MLB Analysis: 6 Take-a Ways from the season that hasn’t happened yet

Oct 8, 2018; Bronx, NY, USA; A fan watches in the ninth inning against the Boston Red Sox in game three of the 2018 ALDS playoff baseball series at Yankee Stadium. Mandatory Credit: Brad Penner-USA TODAY Sports

For the New York Yankees and all the MLB teams, this will be a very unusual season, to say the least.  It’s a baseball season of only 60 games, and no matter who wins it all, it will have a giant asterisk after it. Here are my six most significant take-a-ways from a season that hasn’t taken place yet.

1. COVID-19

Like it or not, not the rules, not the health protocols, and not the players or owners will much to say about how this season turns out.  It will be the coronavirus that will control 2020 baseball.  It will control everything from if the season can be completed to where games are played.

The coronavirus is cropping up amongst baseball players and associated crews. The virus is out of control in areas where some home parks are. The consequences are substantial.  Don’t forget for one minute what is in control of this baseball season.

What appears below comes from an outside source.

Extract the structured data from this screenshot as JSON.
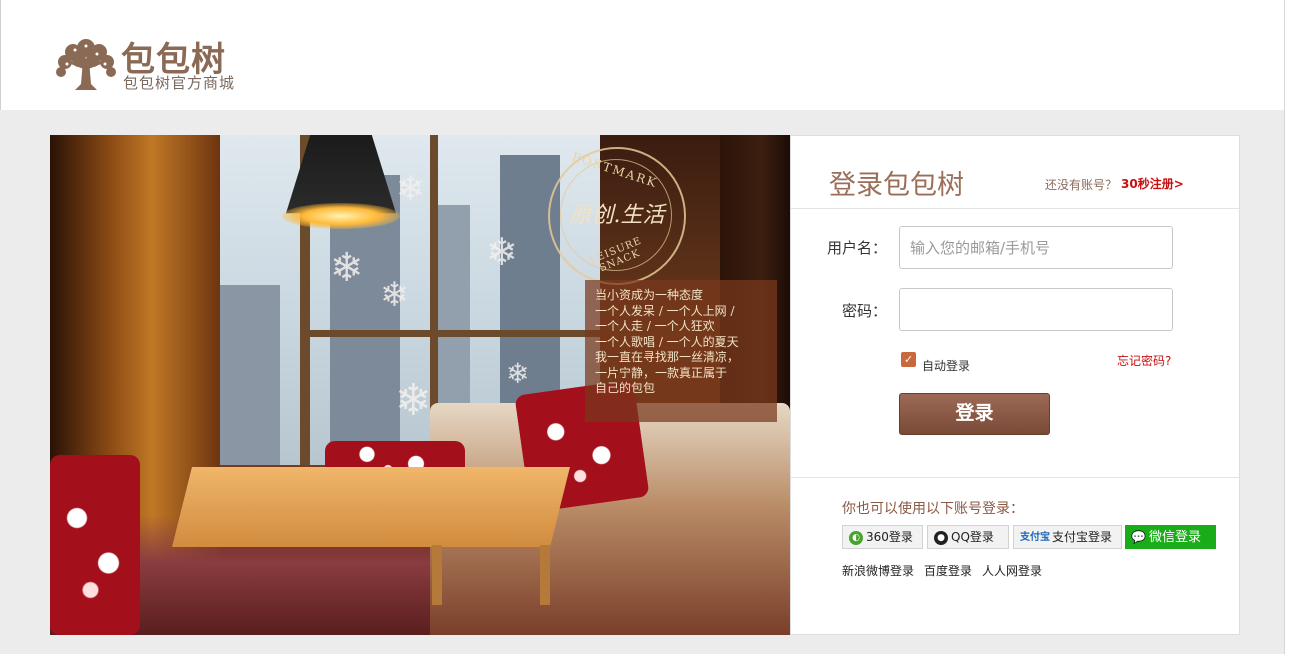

2. The 2.5 factor

I’ve written about this before. Every game, every loss, every dropped ball, and every missed save with count with a significant factor of 2.5, requiring a play intensity that is only seen in the postseason normally. The factor if you want to split hairs is between 2.5 and 2.7. Here is an example, if your closer blows 3 saves in a row, in a regular-season that would be like 10 saves blown, an unthinkable situation.  If say, Giancarlo Stanton hits three home runs in a series, it would be the same as hitting 10 home runs in a series during a regular season.  Or we could talk about Aaron Judge hitting 3 homers in two games.  Multiply that by 2.5. You get the point.

3. Image an AL Wild Card game played against a team you haven’t played against in your regular season.

This 2020 season is marvelously set up so teams don’t have to travel much. Teams in the three geographic regions will still get to play their traditional rivals and they will also play the teams in the opposing League.  But think about this for a moment.  In a short season in the end there may be as many as seventeen teams playing for a wild card position.  Any given team may have to for a wild card berth against a team they have never played against.  Example the White Sox playing against the Blue Jays.  Fair?  Probably not.

4. What’s the big deal with the man on 2nd after nine innings?

Many baseball purists make a big deal over the man on 2nd in each half inning after nine innings.  Think about in a short season we don’t want bullpens worn out from fifteen inning games.  In a short 60 game season bases on statistics that might happen only five or six times, so it really isn’t a big deal.

5. Is there a home-field advantage in 2020?

In a normal 162 game season, it is well known that there is a home-field advantage in both an individual series and in the postseason. But is there a home-field advantage, if there is will it be fair.  No. The Toronto Blue Jays won’t be able to have real home games because they can play at Roger’s Center.  In other parks with no fans in the stands does it lessen the home-field advantage. Yes, it does.  This will be a season like no other.

6. Is the 2020 season fair to all?

No, it’s not. I’ve already mentioned the Toronto Blue Jays having no home park to play in.  Are they at a disadvantage?  Probably.  Then there is the situation of the St. Louis Cardinals.  In the normal season, the would have played nine competitive fun-filled games with the New York Yankees. Now instead they will play 10 games against the lowly Kansas City Royals and Detroit Tigers.  Far to the other teams, hell no.  What a gift.